“Jordyn, it sounds like you have OCD to me,” she stated matter-of-factly when we had finished. I immediately burst into tears. Finally. I had suspected I had this illness for years, but hearing it so declaratively from someone else felt like a victory. I wasn’t crazy. I wasn’t a monster. I was just sick.
Maybe Monica from Friends did have OCD. Maybe cleaning was her compulsion, just like tapping and repeating were mine. But instead of exploring that storyline, the show made her a caricature. Fans labeled her “OCD” as if it were a personality trait. As if the disorder was something that could be chosen or controlled, instead of a debilitating sickness.
OCD is not Monica from Friends.

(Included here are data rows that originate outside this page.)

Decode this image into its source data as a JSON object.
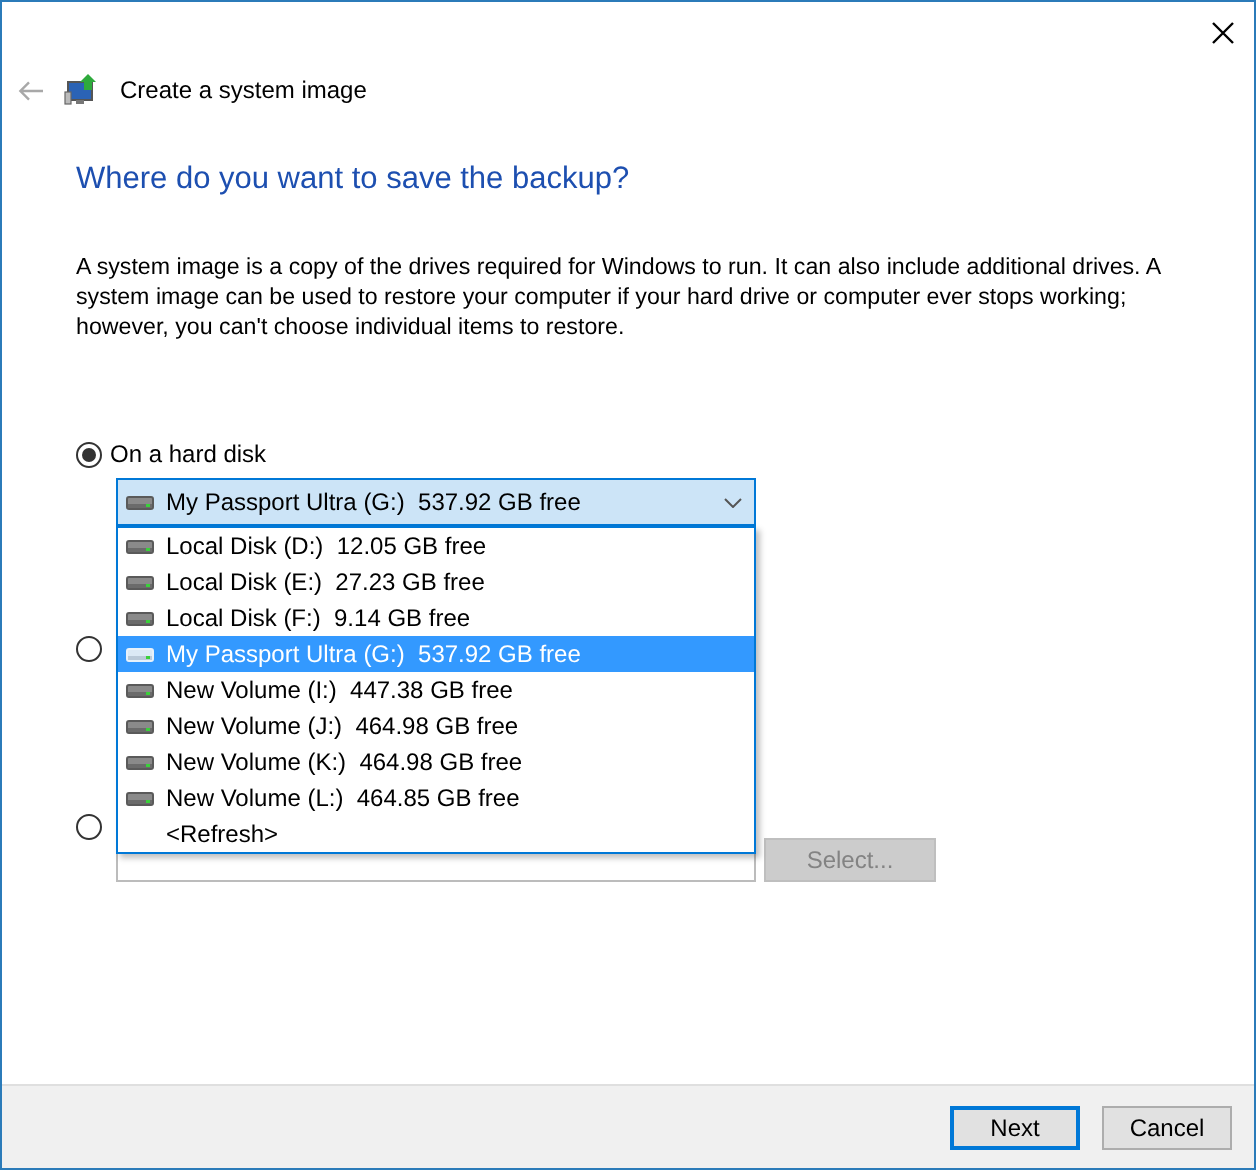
{
  "window": {
    "title": "Create a system image"
  },
  "heading": "Where do you want to save the backup?",
  "description": "A system image is a copy of the drives required for Windows to run. It can also include additional drives. A system image can be used to restore your computer if your hard drive or computer ever stops working; however, you can't choose individual items to restore.",
  "options": [
    {
      "label": "On a hard disk",
      "selected": true
    },
    {
      "selected": false
    },
    {
      "selected": false
    }
  ],
  "drive_combo": {
    "value": "My Passport Ultra (G:)  537.92 GB free",
    "expanded": true,
    "items": [
      {
        "kind": "drive",
        "label": "Local Disk (D:)  12.05 GB free",
        "selected": false
      },
      {
        "kind": "drive",
        "label": "Local Disk (E:)  27.23 GB free",
        "selected": false
      },
      {
        "kind": "drive",
        "label": "Local Disk (F:)  9.14 GB free",
        "selected": false
      },
      {
        "kind": "drive",
        "label": "My Passport Ultra (G:)  537.92 GB free",
        "selected": true
      },
      {
        "kind": "drive",
        "label": "New Volume (I:)  447.38 GB free",
        "selected": false
      },
      {
        "kind": "drive",
        "label": "New Volume (J:)  464.98 GB free",
        "selected": false
      },
      {
        "kind": "drive",
        "label": "New Volume (K:)  464.98 GB free",
        "selected": false
      },
      {
        "kind": "drive",
        "label": "New Volume (L:)  464.85 GB free",
        "selected": false
      },
      {
        "kind": "command",
        "label": "<Refresh>",
        "selected": false
      }
    ]
  },
  "select_button": {
    "label": "Select...",
    "disabled": true
  },
  "buttons": [
    {
      "label": "Next",
      "default": true
    },
    {
      "label": "Cancel",
      "default": false
    }
  ]
}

It is not “Obsessive Christmas Disorder” sweaters or polishing silverware for no apparent reason. It is not a personality trait or something you are, it’s a condition that you have.
OCD impacts one in 40 individuals in the United States, but around a third of them don’t receive appropriate treatment. Against my best judgment, I get so angry when I hear someone say “Sorry, I’m so OCD!” or “My intrusive thoughts won today!” Stigmatizing OCD and misusing the term is contributing to so many people suffering from their disorder.
I am so grateful to be diagnosed, medicated, and working on a treatment plan, but I can’t help but wonder how much easier my life could have been if I got a diagnosis sooner. I could have spent my high school years getting treatment instead of hiding in my room, hating myself for thoughts that I couldn’t possibly control.
Now, I have good days and bad days. I still have moments where I can’t get out of bed, haunted by the hellscape in my mind, but those days are few and far between. Maybe I’ll always have OCD. That thought used to scare me, but it doesn’t so much anymore.
On my bad days, I think of a video Hank Green made a few years ago about chronic illness, and I remind myself that my illness is not my fault. If you struggle with OCD or any other mental illness, please remember that your illness is not your fault and recovery is possible. The road to diagnosis can feel treacherous, but it is possible to live a fulfilling life even with mental illness.
If you or someone you know is seeking help for mental health concerns, visit the National Alliance on Mental Illness (NAMI) website, or call 1-800-950-NAMI(6264). For confidential treatment referrals, visit the Substance Abuse and Mental Health Services Administration (SAMHSA) website, or call the National Helpline at 1-800-662-HELP(4357). In an emergency, contact the National Suicide Prevention Lifeline at 1-800-273-TALK(8255) or call 911.